Bruce Nauman

In 1986, Bruce Nauman drafted a plan for a videotape (Circle of Death? Death by Mob Violence) in which six figures, grouped in a circle, beat a victim to death. This project was meant to transform the restrained violence of his South American pieces (South American Triangle, South American Circle, and South America Square, all 1984) into a direct, desublimated form. The analogy between the video project and the earlier pieces lies in the pressure discharging in the field of tension between periphery and center, whereby the center becomes the vanishing point of the external energy.

Nauman’s latest work, Carousel, 1988, reverses this process. Cast-aluminum replicas of skinned animals—a bear, a lynx, a stag, and coyotes—are suspended from the cantilevers of a guide machine (on which normally horses warm down after being ridden). Relentlessly dragged along the floor, the carcasses leave circular trails, while the room resonates with the clattering of their metallic bodies. A glance back at Circle of Death . . . reveals that outside and inside, center and periphery, are complementary pairs for Nauman. As a result, the excessive and merciless violence, demonstrated in Carousel as an insane piece of showmanship, is not limited to animals. The mutilated shapes in the piece are paradigms of disfigurement. It is no accident that the base of the machine is in the form of a swastika.

The counterpoint to this piece seems to be the video work Green Horses, 1987–88, in which two monitors show a horseman riding across a vast domain. The second monitor repeats the image on the first one, but upside down, in different colors, and with a phase displacement. The images of both monitors are projected alternately on the wall. The horse initially gallops in small circles, thereby keeping the viewer on the outside. The scene eventually changes: the viewer is drawn inside the now-larger circle, becoming its center. The viewer is virtually transformed into the filmmaker, the instrument controlling the movements of the horse and its rider. This alters the seemingly contrapuntal relationship to Carousel: the spectator becomes the pivot of a prescribed motion, turning into a “guide machine.” In regard to Cones/Cojones, 1974, a work made of concentric circles, Nauman has written: “Everything is finite, everything is closed, nothing touches anything else.” In the circular motion of Green Horses, the vastness of the countryside becomes a closed space.

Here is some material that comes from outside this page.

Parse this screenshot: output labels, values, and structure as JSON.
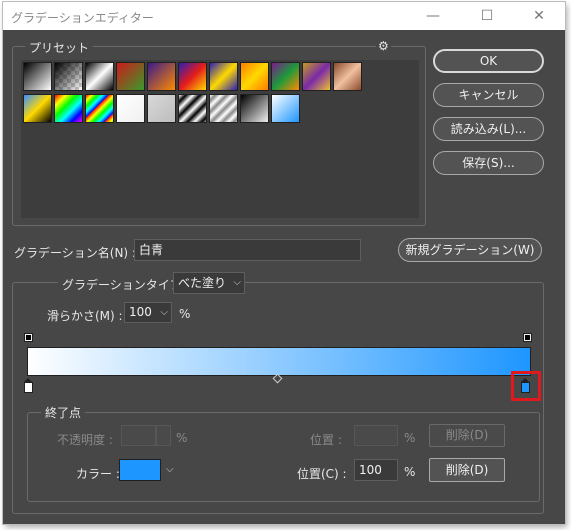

The next piece in the exhibition, Doppelgänger/UFO, 1988, revises the perspective again. A cassette recorder is attached to each end of a metal girder, which slowly revolves in a circle. In order to make out the dialogue produced by the out-of-sync recorders, the viewer/listener has to follow the circular motion. The audience becomes part of the periphery of the work, while the center steers its movement. As soon as one refuses to go along with the work, one must step outside it in order to avoid being injured by the moving girder. The dialectic whereby the viewer becomes the object of the work is most pronounced in Learned Helplessness in Rats, 1987–88. We see a kind of setup for a scientific experiment: a constructed maze inside a transparent Plexiglas container. The two ends of the labyrinth, in a mirror-image correspondence, each lead to a monitor. The two monitors alternately produce three different sequences: the image of a rat trying to get through the maze; a percussionist banging out a nerve-wracking rhythm; and, finally, the experimental setup, which is photographed from above by a video camera.

The continual alternation of these sequences evokes a ghostly shift between fiction and reality, especially since the spectator appears in the video images when he stands near the setup. These images are projected on a grand scale onto the wall, and the atmosphere is that of a bizarre laboratory. In this way, the viewer feels psychologically menaced, a condition that parallels that of the imaginary rat. The same may be said about all the pieces in this exhibition. No standpoint is possible outside the events; only the perspectives change. We move in closed circles.

Martin Hentschel

Translated from the German by Joachim Neugroschel.